Both Hitler and Stalin used fear as a means to gain a full run of their respective governments. Stalin was already dictator of Russia with his power and loyalty of the people guaranteed by the secret police, the Cheka. This entity provided Stalin with an easy means of destroying the opposition and weeding out undesirables to be sent to prison camps in Siberia called Gulags, a virtual death sentence.

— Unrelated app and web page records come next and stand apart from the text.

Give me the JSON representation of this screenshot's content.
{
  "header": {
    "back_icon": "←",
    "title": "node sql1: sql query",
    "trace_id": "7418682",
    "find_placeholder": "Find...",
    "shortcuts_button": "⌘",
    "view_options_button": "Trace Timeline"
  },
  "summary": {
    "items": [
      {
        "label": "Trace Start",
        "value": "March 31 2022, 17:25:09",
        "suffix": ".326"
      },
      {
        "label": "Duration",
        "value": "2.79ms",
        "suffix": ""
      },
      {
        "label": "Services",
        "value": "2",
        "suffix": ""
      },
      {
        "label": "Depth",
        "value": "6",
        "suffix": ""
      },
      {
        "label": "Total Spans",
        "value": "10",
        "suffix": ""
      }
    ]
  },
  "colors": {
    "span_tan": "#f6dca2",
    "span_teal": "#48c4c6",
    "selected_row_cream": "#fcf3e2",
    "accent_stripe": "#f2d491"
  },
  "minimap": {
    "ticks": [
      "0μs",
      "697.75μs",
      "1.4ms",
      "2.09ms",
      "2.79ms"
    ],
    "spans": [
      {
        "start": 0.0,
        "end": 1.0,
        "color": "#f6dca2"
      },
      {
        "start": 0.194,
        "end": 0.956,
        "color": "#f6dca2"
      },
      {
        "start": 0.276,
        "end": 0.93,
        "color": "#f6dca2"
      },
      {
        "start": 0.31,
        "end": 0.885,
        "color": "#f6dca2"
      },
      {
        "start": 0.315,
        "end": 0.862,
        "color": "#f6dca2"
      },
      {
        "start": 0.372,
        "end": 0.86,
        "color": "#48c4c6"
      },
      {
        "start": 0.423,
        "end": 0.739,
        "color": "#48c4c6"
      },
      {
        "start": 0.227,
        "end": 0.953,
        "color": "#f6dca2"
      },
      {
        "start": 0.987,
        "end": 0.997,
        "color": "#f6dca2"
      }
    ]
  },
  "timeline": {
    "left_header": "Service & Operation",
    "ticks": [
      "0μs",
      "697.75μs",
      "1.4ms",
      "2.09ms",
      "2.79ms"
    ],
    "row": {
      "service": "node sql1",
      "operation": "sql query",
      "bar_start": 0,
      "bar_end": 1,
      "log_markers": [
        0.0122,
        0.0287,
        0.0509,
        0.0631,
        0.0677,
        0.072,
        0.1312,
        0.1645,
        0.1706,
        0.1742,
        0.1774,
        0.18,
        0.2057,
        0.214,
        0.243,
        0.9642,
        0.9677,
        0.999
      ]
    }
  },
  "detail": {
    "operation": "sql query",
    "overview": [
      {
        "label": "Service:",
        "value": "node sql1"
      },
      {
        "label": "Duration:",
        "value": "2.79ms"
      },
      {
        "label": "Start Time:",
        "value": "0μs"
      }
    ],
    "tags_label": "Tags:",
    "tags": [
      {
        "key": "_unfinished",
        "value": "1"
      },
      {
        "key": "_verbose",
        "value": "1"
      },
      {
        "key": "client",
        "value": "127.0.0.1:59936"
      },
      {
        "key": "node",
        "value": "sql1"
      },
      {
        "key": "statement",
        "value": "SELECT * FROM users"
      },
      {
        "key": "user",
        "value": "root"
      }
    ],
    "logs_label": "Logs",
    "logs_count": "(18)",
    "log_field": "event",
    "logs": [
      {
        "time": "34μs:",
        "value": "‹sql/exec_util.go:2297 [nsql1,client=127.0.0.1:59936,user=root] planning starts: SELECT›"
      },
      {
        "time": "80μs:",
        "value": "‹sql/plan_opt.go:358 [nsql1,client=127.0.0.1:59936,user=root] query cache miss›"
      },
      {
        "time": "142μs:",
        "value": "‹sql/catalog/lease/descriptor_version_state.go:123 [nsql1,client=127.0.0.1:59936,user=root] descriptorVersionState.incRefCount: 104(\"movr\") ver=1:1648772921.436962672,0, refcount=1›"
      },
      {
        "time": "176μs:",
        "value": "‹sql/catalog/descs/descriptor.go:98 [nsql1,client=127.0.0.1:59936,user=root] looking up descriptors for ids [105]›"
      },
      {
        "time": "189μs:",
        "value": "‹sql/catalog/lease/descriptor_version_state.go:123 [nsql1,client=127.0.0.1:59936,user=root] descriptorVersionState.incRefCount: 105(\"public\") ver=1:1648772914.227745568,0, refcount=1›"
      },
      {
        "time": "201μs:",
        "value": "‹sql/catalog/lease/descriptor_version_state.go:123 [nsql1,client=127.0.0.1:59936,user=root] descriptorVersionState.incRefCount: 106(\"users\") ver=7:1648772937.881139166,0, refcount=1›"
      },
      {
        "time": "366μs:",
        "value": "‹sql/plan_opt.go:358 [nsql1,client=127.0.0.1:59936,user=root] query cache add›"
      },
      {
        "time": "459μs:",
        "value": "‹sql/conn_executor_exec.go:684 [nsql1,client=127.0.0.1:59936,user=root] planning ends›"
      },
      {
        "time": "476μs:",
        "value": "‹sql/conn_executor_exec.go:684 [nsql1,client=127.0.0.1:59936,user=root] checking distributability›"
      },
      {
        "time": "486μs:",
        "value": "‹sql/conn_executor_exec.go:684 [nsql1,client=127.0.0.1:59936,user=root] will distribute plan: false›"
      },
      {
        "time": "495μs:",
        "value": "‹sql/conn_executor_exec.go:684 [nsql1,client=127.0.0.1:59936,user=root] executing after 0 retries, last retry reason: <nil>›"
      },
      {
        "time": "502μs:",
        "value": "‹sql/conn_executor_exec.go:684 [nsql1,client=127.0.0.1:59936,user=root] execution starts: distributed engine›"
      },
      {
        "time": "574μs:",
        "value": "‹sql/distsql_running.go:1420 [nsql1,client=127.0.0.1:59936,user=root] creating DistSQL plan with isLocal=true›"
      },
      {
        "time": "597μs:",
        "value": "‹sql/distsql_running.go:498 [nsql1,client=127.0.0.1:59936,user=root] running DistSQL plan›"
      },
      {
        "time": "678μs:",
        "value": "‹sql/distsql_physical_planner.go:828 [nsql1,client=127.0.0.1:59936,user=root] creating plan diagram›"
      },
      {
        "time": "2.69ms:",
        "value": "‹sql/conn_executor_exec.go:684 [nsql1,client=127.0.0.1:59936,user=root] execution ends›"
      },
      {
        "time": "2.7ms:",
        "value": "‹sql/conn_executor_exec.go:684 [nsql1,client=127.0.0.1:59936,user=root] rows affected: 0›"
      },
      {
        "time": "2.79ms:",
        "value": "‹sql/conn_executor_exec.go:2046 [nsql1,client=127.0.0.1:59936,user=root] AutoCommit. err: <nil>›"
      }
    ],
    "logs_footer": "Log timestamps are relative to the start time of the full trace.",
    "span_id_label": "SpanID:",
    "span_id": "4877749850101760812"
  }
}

For Hitler to ascend to that level of power, he rammed the Enabling Act through the German Congress which gave him the power to enact laws. Under his new power, Hitler decreed that the only legal party was the National Socialist Party, suppressing all opposition parties. Likewise, Stalin turned the Soviet Union into a one-party dictatorship based on total state control of the economy and the suppression of any form of opposition. Hitler also declared that all association of, collaboration with, and support of other parties would result in imprisonment in camps similar to Russia's labor camps. Like Stalin, Hitler used a form of secret police called the Gestapo to enforce his policies. Political prisoners, homosexuals, Jews, and other enemies of Germany were sent to...